Once you have read the records, output them exactly.

Segment Start: DATA RECORDS

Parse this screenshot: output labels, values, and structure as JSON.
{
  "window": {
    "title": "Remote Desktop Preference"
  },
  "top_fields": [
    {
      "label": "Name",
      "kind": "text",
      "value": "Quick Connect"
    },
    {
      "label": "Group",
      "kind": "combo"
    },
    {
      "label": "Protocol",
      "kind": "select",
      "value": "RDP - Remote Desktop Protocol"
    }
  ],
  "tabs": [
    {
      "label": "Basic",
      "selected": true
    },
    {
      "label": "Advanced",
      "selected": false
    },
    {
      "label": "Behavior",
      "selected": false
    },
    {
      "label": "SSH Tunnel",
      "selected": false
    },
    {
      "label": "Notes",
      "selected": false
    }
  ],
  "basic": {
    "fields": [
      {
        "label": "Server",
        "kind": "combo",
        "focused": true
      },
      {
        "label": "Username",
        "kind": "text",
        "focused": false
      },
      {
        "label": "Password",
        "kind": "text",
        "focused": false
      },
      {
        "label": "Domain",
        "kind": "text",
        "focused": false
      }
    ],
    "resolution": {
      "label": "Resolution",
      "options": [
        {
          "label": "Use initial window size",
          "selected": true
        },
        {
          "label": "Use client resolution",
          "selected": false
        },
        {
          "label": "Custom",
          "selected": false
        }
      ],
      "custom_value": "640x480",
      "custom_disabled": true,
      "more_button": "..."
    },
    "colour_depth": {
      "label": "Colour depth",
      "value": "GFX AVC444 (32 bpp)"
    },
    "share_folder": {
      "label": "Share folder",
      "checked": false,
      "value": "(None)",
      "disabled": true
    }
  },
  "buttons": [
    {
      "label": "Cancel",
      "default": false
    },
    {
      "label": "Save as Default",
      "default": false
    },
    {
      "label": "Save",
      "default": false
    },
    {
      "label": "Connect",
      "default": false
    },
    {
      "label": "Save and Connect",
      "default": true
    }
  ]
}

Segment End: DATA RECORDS

ANSWER TO THIS PROBLEM ▸
Parse this screenshot: output labels, values, and structure as JSON.
{
  "window": {
    "title": "Remote Desktop Preference"
  },
  "top_fields": [
    {
      "label": "Name",
      "kind": "text",
      "value": "Quick Connect"
    },
    {
      "label": "Group",
      "kind": "combo"
    },
    {
      "label": "Protocol",
      "kind": "select",
      "value": "RDP - Remote Desktop Protocol"
    }
  ],
  "tabs": [
    {
      "label": "Basic",
      "selected": true
    },
    {
      "label": "Advanced",
      "selected": false
    },
    {
      "label": "Behavior",
      "selected": false
    },
    {
      "label": "SSH Tunnel",
      "selected": false
    },
    {
      "label": "Notes",
      "selected": false
    }
  ],
  "basic": {
    "fields": [
      {
        "label": "Server",
        "kind": "combo",
        "focused": true
      },
      {
        "label": "Username",
        "kind": "text",
        "focused": false
      },
      {
        "label": "Password",
        "kind": "text",
        "focused": false
      },
      {
        "label": "Domain",
        "kind": "text",
        "focused": false
      }
    ],
    "resolution": {
      "label": "Resolution",
      "options": [
        {
          "label": "Use initial window size",
          "selected": true
        },
        {
          "label": "Use client resolution",
          "selected": false
        },
        {
          "label": "Custom",
          "selected": false
        }
      ],
      "custom_value": "640x480",
      "custom_disabled": true,
      "more_button": "..."
    },
    "colour_depth": {
      "label": "Colour depth",
      "value": "GFX AVC444 (32 bpp)"
    },
    "share_folder": {
      "label": "Share folder",
      "checked": false,
      "value": "(None)",
      "disabled": true
    }
  },
  "buttons": [
    {
      "label": "Cancel",
      "default": false
    },
    {
      "label": "Save as Default",
      "default": false
    },
    {
      "label": "Save",
      "default": false
    },
    {
      "label": "Connect",
      "default": false
    },
    {
      "label": "Save and Connect",
      "default": true
    }
  ]
}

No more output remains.